The weather is nice, very humid but not as bad as I expected, because the inside of every building is nicely climated.

The hotel I’m staying at [GALLERY HOTEL] is clean and lovely, the service is great and the breakfast too good to believe. (Yes, I’m talking about food in every sentence… it’s just so yummy, I can’t help it!)  I’m sharing a room with Laetitia, a nice french girl who is a genius with Design and Marketing. The other participants seem nice, too, as far as I got to know them on the first day. Everyone has very different backgrounds and goals, so that makes it even more interesting, in terms of networking. : )

gallery hotel water
Free water from our room at th Gallery Hotel.

Today we visited various places.
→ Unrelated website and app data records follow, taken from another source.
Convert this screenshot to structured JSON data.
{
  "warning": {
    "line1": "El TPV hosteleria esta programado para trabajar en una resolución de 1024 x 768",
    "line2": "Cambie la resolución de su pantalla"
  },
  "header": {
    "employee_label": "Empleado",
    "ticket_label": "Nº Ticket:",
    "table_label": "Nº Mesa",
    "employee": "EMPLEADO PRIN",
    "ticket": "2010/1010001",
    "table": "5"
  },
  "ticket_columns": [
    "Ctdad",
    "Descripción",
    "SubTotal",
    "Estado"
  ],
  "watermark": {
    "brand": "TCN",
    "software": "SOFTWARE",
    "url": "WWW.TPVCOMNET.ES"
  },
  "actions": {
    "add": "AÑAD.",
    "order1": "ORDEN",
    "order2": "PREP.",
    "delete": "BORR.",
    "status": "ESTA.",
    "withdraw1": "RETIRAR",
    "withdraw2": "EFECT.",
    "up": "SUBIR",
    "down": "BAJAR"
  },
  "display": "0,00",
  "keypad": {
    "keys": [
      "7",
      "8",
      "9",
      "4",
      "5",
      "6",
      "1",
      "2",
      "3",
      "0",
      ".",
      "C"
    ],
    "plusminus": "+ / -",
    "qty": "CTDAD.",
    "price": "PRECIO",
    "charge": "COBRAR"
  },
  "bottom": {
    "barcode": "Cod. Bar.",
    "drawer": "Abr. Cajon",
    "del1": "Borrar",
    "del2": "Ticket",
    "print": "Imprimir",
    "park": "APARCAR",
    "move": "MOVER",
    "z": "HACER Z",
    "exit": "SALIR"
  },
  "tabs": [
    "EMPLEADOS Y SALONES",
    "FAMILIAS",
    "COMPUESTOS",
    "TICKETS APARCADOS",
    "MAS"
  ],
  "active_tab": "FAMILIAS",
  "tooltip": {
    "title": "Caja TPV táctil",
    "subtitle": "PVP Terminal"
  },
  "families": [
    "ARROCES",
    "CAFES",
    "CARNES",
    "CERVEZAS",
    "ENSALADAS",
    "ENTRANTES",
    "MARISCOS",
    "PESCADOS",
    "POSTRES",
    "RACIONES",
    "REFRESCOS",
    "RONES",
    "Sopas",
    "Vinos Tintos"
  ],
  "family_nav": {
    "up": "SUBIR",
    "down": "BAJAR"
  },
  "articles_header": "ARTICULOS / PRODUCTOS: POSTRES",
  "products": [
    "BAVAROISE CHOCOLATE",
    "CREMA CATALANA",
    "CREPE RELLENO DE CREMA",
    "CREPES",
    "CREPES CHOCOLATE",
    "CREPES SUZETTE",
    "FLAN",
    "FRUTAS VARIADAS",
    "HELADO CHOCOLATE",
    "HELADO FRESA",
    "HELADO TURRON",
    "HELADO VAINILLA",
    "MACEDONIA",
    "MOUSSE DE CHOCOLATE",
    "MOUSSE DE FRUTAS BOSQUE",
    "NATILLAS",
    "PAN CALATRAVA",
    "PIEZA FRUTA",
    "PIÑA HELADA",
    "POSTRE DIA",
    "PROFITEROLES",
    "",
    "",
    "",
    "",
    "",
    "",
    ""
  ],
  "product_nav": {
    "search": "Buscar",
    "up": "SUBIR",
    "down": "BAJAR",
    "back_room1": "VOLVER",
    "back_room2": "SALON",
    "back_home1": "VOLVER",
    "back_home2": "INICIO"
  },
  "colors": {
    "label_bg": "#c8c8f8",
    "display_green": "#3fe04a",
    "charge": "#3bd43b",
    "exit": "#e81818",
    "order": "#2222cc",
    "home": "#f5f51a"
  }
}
First we went to  the iExperience centre, which provides information on the latest developments in technology in the fields of interaction, entertainment, work and education.
For more information about that, look HERE.

After that we got something to eat (Again, I know…) at the financial district, which is really busy and buzzing at noon time. I had an indian vegetarian meal, which was just a little too spicy for me.

Singapore food

Singapore food

Next we visited UBISOFT, the famous game development company you are all familiar with. They did an interesting presentation and answered many questions, mostly about applying to them and in general. I got it aaall noted down, but this important information should get its own stuctured entry soon.



We then went to the office of… here it comes… Double Negative! I have some kind of connection to the London based studio of D-Neg, because many MMA-Graduates are working there, some even come to visit our university in Salzburg to give lessons in Rendering, Lighting and so on. So it was interesting to see the Singapore office. The people there were really nice, explaining to us in detail what they are doing (which is not new per se, but it’s kind of comforting to know that in Asia they cook with the same water as we do… haha.).
Plus there were like more than 50% of female artists in the office! The feminist in me thought that was great.


The day ended with the welcome dinner at a famous Sea Food Restaurant. The Organsation of the programme had taken special care for me, since I don’t eat meat or fish, I really appreciated that. Again, it was delicious.

We strolled around the city a bit and then got back to the hotel. I have only slept like 7 hours since Thursday, so I really need to catch up on sleep.

A few more photos:



My shoes. Yep.

This gave me the creeps:
It’s Oktoberfest-Advertising! Having lived in Munich during the famous Festival was enough for me, thanks… haha.

A nicely lit fountain in the city

Beautiful Persian bellydancer

The UFO we landed in… just kidding. It’s a giant ceiling that was close by where we had dinner.

I’ll find the time to write more tomorrow!

Thanks for reading~